the Wagner Act,397 it is central to the ability of workers to subsist
and protect themselves in a global economy, where their interests
and the interests of multinational or inherently stateless corporate
employers are increasingly at odds.
The rise over the past few decades of the civil RICO suit aimed at
union comprehensive campaigns marks a re-emergence or at least a
powerful new example of a particular trope or attitude in American
labor history—the union as an extortive and dangerous conspiracy.
This is a powerful trope both legally and culturally that has been
used historically to mobilize popular opinion against organized
labor and to de-legitimate the union. The increasingly adversarial
treatment of the union signals the broader need for a new
examination of and endorsement of the importance of worker
collective action, particularly in the context of the ever more
globalized economy. The RICO cases and the broader cultural
narrative of which they are a part provide such an opportunity for
reexamination. By painting worker collective action as a powerful
vehicle for opposition to employers‘ actions and by emphasizing the
potential lack of congruence between worker and employer
interests, the rhetoric of these employer complaints ultimately
inadvertently affirms the need for collective action to make sure
that workers maintain a voice in the workplace and are able to
maintain at least some degree of self-determination in their work
(2005); Sachs, supra note 92, at 2687; Benjamin I. Sachs, Labor Law Renewal, 1 HARV. L. &

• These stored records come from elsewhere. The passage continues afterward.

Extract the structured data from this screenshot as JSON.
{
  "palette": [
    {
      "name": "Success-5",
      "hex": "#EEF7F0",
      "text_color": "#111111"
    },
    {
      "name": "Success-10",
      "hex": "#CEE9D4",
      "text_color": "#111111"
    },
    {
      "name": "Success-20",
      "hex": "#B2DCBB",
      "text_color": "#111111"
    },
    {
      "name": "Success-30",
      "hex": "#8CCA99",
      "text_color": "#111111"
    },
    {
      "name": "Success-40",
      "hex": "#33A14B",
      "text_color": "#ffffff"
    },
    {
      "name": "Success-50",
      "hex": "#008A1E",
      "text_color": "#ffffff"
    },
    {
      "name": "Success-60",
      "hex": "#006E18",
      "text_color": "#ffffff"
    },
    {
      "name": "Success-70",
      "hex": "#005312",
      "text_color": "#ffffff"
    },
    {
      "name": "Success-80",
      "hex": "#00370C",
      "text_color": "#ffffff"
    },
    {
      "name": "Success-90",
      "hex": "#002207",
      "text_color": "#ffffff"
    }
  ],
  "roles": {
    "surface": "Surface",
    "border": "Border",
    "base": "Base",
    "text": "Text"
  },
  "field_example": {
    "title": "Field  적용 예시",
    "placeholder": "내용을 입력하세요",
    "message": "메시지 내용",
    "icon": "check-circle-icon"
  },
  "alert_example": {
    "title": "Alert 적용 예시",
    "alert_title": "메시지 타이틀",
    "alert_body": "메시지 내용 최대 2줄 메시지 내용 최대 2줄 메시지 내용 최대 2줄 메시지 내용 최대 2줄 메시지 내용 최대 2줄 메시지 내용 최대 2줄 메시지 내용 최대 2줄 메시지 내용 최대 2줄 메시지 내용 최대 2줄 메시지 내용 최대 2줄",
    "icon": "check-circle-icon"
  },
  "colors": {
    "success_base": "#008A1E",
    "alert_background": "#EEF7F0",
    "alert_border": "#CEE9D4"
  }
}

POL‘Y REV. 375, 376 (2007); Rogers, supra note 16, at 39.
397 See Brudney, supra note 14, at 774 and accompanying text.